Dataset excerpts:

-- Opening Marker --

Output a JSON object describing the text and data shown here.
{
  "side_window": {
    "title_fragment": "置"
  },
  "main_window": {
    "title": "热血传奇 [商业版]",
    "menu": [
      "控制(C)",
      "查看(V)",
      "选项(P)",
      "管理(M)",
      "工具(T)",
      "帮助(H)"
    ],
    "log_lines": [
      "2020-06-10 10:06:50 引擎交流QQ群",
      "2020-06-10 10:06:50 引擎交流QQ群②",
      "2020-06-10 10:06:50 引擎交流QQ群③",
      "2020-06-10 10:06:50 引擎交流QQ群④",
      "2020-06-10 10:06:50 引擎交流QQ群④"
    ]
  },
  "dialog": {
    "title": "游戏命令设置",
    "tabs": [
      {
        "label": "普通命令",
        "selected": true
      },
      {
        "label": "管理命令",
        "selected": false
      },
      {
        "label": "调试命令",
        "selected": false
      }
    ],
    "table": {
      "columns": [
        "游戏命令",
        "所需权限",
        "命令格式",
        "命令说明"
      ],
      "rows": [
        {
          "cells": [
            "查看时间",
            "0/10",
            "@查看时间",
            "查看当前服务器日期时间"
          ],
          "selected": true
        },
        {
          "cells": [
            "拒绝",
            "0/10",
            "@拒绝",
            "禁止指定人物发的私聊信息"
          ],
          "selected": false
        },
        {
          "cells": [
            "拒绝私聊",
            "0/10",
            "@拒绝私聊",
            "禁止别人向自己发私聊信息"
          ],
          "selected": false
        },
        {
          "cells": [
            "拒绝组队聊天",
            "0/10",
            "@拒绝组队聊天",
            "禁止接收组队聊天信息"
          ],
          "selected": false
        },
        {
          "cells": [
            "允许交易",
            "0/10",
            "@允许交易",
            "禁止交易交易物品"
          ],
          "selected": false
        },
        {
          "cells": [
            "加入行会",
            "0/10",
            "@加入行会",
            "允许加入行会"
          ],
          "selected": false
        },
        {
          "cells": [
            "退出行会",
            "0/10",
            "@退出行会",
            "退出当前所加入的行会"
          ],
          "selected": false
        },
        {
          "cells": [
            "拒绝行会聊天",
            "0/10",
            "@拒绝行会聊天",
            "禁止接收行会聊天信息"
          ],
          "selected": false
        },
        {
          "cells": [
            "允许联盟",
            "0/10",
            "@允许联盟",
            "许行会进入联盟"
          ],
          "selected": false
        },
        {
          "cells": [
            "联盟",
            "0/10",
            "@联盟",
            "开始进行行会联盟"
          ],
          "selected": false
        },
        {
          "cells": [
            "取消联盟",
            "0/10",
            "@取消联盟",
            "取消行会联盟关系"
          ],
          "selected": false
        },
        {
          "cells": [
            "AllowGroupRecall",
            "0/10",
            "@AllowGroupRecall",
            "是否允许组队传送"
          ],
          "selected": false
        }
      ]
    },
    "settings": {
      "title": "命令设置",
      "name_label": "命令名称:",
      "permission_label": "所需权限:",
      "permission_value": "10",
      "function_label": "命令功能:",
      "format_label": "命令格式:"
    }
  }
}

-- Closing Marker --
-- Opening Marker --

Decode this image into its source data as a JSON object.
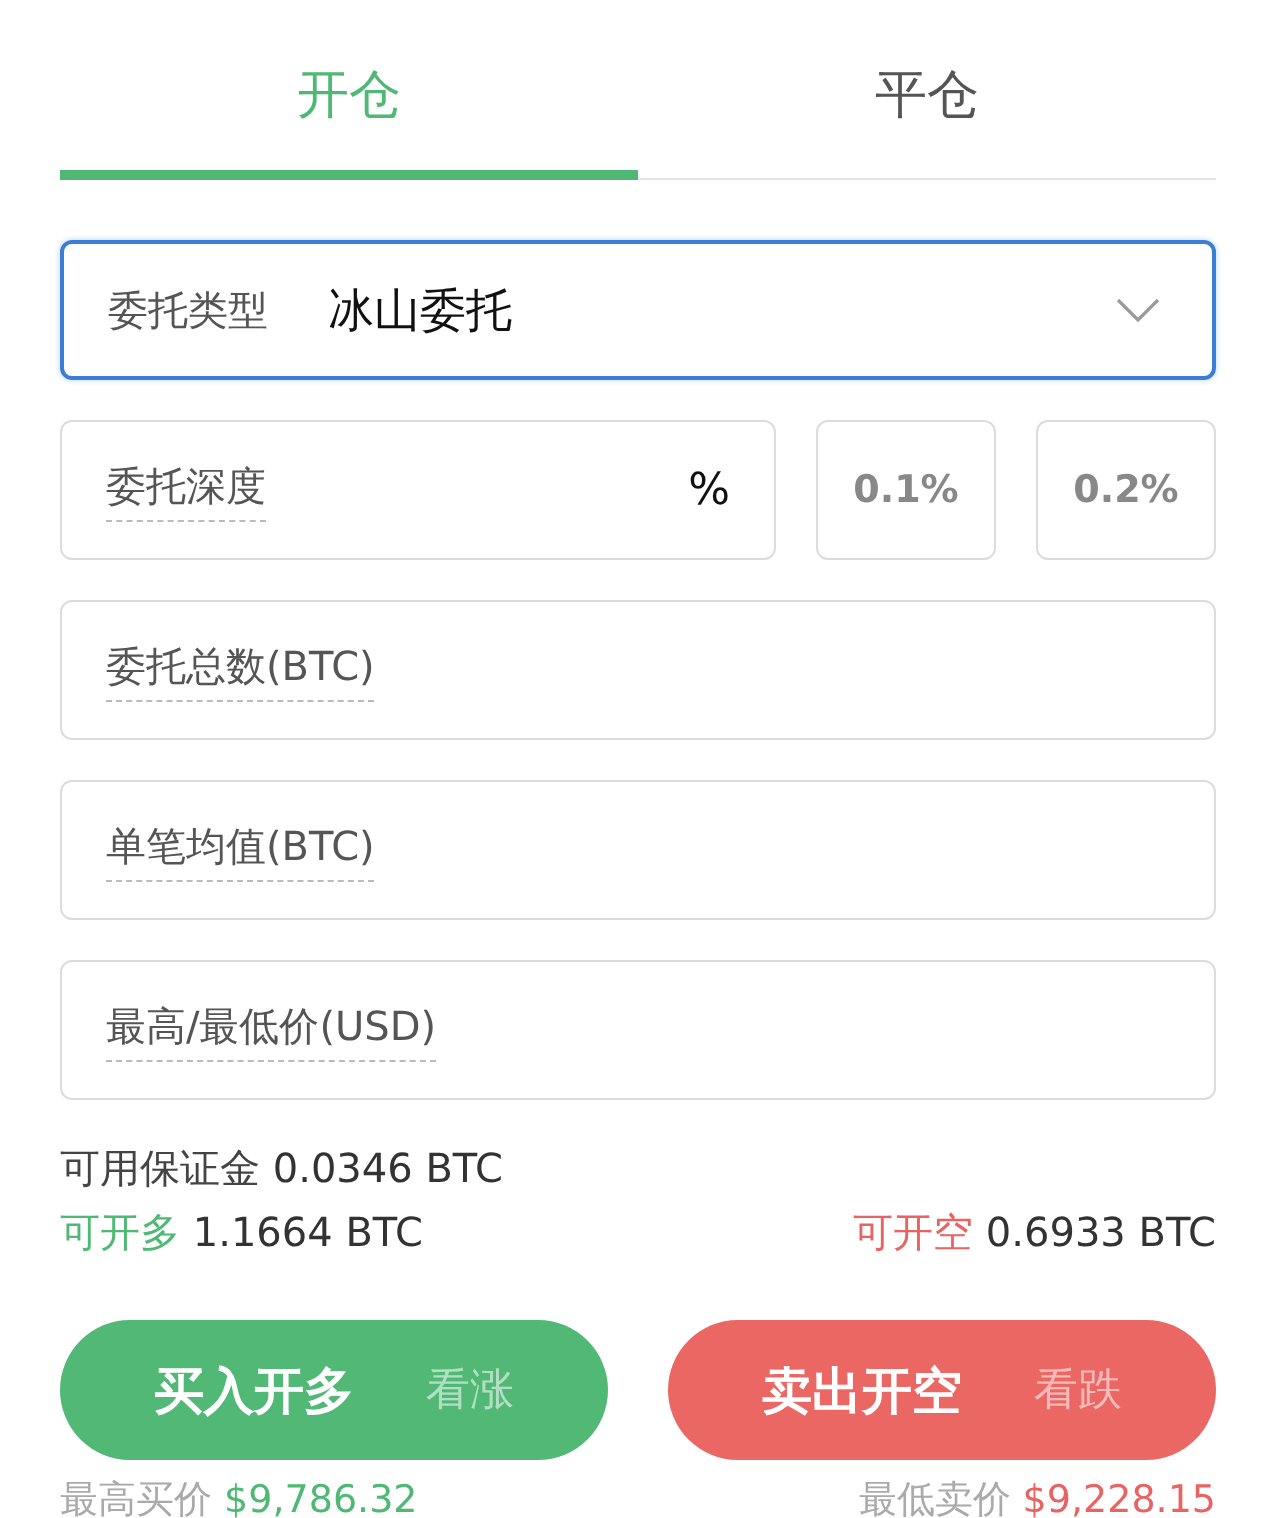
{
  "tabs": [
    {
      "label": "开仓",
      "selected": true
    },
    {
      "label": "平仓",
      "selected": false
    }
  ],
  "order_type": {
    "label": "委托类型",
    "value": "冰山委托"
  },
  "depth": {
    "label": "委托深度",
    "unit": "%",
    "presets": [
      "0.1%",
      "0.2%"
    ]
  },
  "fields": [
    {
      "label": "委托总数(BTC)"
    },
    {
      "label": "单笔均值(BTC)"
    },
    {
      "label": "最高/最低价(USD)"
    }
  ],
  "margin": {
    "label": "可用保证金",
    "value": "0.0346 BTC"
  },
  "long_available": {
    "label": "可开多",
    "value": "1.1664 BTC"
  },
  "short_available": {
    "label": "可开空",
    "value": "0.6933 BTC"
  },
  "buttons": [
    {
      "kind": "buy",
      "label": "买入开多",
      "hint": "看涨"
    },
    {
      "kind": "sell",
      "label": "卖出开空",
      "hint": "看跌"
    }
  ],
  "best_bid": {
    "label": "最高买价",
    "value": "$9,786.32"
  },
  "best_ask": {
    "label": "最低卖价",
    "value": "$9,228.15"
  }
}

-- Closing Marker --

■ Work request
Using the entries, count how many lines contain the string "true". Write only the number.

■ Response to this task
3